Born in Lahore, Pakistan, Salman Toor (b. 1983) earned his Masters of Fine Art from The Pratt Institute in 2009. His work has been featured in several solo and group presentations in the United States and South Asia, including the 2018 Lahore Biennale, Lahore, Pakistan; the 2016 Kochi-Muziris Biennale, Kochi, India; Aicon Gallery, Marianne Boesky, and Perrotin, all in New York; Nature Morte, Delhi, India; and Anat Ebgi, Los Angeles. Toor’s works are held in prominent public collections such as Tate Modern, London, and the Museum of Contemporary Art Chicago. He is a 2019 recipient of the Joan Mitchell Foundation’s Painters and Sculptors Grant.

Major support is provided by the John R. Eckel, Jr. Foundation and the Manitou Fund.

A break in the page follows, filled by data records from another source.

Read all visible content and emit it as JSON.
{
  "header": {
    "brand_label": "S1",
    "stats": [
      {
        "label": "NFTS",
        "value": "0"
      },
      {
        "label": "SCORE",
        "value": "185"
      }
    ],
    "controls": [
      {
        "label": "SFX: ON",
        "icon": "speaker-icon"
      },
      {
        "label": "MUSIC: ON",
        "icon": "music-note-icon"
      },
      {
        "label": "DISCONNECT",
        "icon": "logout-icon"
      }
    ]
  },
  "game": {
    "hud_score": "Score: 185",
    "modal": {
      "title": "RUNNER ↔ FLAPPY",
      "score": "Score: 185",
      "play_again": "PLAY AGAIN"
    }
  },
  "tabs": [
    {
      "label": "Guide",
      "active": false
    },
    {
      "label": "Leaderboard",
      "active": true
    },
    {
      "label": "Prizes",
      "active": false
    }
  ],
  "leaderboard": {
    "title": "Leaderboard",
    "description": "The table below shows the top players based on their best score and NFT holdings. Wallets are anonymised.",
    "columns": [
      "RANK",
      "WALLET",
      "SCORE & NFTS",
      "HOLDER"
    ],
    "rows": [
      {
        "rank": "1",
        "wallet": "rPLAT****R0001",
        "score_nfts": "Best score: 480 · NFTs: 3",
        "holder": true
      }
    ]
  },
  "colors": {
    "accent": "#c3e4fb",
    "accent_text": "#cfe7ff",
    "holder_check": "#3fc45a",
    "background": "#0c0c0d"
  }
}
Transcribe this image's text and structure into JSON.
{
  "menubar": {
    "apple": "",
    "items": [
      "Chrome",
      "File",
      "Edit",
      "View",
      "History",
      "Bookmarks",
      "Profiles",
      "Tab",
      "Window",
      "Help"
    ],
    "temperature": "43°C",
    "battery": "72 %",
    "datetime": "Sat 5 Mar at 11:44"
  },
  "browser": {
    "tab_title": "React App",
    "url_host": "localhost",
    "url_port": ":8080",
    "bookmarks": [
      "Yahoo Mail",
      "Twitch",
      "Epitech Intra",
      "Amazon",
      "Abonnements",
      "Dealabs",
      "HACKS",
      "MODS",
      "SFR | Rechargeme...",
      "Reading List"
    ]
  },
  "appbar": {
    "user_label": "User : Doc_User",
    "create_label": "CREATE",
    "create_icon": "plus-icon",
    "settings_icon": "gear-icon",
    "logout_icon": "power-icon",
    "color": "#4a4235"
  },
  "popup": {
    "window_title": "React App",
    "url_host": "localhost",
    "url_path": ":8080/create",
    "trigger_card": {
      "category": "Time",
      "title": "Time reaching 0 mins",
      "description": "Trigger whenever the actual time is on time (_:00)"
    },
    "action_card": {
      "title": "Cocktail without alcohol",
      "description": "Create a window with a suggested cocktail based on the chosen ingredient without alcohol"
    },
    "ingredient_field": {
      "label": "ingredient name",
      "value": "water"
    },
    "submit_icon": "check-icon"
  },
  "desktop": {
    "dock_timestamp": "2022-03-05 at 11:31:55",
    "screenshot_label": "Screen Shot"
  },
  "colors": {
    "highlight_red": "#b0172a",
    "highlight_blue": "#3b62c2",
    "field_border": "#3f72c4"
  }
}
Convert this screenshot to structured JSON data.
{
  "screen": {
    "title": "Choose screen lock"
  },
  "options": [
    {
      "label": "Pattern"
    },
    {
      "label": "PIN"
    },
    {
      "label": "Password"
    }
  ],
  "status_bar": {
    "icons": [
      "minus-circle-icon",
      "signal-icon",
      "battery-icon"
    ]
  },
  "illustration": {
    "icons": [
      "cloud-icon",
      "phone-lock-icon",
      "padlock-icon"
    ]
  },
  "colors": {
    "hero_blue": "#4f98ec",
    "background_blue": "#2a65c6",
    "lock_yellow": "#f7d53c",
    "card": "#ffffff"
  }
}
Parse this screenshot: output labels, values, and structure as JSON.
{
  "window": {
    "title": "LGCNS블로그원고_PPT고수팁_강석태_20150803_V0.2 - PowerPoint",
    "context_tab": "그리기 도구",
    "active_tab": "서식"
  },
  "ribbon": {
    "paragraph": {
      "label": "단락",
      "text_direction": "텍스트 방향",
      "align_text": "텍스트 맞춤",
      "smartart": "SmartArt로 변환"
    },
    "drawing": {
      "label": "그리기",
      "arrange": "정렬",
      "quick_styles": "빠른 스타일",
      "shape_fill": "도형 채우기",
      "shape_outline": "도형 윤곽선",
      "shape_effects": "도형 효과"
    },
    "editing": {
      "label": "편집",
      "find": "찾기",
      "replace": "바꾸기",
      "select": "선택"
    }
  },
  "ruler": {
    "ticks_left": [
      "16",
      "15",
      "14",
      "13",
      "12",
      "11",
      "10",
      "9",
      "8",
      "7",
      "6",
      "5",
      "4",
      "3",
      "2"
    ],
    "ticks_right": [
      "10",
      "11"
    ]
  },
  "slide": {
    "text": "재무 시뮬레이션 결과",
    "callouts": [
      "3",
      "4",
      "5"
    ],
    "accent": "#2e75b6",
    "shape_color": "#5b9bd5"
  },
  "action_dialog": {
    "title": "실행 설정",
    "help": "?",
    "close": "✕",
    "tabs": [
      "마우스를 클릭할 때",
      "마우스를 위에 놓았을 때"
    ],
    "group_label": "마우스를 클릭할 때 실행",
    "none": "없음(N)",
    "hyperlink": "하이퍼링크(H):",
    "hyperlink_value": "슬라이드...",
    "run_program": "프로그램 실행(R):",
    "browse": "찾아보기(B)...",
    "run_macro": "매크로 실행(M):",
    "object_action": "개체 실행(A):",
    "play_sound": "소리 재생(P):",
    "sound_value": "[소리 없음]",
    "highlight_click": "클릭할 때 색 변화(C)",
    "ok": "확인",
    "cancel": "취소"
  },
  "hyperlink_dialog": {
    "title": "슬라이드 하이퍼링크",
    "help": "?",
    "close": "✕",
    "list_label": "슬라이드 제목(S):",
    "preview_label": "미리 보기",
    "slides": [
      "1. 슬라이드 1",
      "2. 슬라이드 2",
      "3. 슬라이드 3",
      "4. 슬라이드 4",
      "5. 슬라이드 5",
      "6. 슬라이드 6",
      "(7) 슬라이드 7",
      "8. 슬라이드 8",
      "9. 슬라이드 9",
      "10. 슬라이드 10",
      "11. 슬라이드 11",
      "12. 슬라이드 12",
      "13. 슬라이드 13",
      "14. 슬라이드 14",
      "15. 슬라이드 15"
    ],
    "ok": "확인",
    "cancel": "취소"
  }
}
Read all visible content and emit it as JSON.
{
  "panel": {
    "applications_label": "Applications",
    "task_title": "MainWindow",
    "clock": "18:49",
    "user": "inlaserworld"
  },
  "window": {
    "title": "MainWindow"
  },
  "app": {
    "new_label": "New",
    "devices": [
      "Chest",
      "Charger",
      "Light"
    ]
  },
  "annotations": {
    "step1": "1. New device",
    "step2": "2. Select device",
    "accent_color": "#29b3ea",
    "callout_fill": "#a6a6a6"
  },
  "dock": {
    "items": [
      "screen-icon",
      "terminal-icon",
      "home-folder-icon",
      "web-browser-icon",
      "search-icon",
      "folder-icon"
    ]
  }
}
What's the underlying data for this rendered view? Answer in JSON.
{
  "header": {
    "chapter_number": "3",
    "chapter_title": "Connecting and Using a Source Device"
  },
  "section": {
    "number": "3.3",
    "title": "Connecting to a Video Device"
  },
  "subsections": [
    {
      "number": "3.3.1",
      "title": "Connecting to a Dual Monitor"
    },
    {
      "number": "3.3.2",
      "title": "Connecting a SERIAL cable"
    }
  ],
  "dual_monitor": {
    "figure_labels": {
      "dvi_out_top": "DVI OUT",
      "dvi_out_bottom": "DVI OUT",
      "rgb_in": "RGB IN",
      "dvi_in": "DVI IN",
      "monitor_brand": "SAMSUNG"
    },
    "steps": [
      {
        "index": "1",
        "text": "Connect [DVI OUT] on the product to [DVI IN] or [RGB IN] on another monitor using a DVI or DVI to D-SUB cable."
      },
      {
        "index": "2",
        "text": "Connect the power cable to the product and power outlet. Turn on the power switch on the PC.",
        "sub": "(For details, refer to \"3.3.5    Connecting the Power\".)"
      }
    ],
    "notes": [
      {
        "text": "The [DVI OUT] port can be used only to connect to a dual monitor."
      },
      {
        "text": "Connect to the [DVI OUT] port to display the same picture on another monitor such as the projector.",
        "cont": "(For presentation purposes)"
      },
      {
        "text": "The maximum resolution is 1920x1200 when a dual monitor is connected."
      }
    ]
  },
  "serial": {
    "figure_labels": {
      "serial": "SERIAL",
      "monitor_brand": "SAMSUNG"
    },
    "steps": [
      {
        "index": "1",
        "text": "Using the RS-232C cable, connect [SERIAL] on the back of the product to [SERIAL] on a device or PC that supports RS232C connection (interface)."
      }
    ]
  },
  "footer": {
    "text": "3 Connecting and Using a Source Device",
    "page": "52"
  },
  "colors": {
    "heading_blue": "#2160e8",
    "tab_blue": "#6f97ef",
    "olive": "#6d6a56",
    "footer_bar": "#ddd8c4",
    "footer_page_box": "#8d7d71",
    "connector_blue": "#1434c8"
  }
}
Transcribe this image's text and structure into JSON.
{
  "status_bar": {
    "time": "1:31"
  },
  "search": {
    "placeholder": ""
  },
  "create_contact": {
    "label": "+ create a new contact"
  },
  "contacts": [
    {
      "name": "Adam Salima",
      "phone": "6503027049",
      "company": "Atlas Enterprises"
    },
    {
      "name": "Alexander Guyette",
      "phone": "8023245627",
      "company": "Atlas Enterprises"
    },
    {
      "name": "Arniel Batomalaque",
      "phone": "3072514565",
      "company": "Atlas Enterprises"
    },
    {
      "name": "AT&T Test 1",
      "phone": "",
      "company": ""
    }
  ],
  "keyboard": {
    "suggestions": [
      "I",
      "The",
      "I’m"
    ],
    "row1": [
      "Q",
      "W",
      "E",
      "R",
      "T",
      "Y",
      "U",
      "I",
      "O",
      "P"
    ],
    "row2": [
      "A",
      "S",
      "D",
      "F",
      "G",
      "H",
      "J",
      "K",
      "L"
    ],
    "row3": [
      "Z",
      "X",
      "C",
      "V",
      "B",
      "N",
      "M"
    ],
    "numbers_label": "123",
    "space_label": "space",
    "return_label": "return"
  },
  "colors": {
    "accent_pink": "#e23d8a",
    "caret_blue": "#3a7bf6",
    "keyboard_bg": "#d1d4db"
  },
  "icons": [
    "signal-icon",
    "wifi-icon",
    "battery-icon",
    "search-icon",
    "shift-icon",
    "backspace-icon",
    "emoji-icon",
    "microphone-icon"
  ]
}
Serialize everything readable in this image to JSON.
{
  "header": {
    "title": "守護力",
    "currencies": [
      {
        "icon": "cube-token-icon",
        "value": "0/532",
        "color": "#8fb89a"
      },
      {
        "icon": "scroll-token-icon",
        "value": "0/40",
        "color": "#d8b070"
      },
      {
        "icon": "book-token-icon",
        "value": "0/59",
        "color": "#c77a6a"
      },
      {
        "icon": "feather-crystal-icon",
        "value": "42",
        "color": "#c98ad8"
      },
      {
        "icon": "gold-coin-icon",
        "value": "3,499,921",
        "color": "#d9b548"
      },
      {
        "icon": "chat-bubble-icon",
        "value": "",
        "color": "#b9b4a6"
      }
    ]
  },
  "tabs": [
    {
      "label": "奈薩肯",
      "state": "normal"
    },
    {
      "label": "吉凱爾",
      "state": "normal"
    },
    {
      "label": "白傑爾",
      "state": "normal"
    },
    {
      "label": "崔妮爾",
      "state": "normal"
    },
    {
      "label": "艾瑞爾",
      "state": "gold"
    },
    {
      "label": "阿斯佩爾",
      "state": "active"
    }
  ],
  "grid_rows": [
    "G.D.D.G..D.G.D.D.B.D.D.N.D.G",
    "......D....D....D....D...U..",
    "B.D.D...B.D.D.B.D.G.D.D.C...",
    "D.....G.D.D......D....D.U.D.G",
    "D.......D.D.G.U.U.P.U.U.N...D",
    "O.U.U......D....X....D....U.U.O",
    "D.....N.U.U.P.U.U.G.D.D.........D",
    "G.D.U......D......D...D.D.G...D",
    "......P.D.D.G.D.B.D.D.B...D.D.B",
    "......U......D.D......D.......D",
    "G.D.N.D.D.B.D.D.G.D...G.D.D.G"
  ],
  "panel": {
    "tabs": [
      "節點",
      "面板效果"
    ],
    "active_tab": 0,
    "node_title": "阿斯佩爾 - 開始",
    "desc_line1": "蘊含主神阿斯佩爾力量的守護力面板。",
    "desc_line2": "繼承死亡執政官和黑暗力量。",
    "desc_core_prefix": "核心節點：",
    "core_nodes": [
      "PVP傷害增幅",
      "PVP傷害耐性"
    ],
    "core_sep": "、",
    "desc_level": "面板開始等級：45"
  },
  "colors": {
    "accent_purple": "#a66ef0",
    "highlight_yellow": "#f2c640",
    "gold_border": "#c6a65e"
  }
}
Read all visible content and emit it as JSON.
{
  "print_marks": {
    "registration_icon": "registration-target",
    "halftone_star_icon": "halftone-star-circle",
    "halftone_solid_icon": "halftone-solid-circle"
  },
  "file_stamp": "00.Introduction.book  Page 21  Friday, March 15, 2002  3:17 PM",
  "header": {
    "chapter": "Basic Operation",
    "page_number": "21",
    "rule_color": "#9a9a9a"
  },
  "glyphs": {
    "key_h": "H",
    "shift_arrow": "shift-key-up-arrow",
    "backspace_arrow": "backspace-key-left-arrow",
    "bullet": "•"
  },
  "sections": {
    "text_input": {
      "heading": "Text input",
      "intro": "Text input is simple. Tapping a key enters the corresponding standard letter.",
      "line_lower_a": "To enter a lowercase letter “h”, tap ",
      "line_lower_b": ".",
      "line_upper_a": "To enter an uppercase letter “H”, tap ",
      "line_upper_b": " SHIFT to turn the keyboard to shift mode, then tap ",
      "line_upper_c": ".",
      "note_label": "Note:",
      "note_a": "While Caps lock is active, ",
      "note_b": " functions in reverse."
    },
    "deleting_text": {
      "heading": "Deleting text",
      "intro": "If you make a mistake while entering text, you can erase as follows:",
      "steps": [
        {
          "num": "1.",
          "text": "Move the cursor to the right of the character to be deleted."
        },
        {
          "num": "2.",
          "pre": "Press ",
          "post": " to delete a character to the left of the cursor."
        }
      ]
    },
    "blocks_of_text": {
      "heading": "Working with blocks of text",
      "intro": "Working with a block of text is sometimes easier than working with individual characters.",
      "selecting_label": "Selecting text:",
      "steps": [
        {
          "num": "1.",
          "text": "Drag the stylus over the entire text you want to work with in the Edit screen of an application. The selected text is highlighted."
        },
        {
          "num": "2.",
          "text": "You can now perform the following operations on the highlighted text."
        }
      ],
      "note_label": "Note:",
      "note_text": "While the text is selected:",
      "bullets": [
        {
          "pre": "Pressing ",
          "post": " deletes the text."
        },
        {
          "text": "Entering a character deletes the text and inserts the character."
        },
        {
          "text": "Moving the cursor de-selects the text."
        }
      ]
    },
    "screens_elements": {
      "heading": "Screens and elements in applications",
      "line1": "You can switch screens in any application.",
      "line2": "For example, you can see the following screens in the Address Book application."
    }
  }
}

Additional support is provided by the Artists Council.

The Whitney Museum of American Art, founded in 1930 by the artist and philanthropist Gertrude Vanderbilt Whitney (1875–1942), houses the foremost collection of American art from the twentieth and twenty-first centuries. Mrs. Whitney, an early and ardent supporter of modern American art, nurtured groundbreaking artists at a time when audiences were still largely preoccupied with the Old Masters. From her vision arose the Whitney Museum of American Art, which has been championing the most innovative art of the United States for more than eighty years. The core of the Whitney’s mission is to collect, preserve, interpret, and exhibit American art of our time and serve a wide variety of audiences in celebration of the complexity and diversity of art and culture in the United States. Through this mission and a steadfast commitment to artists themselves, the Whitney has long been a powerful force in support of modern and contemporary art and continues to help define what is innovative and influential in American art today.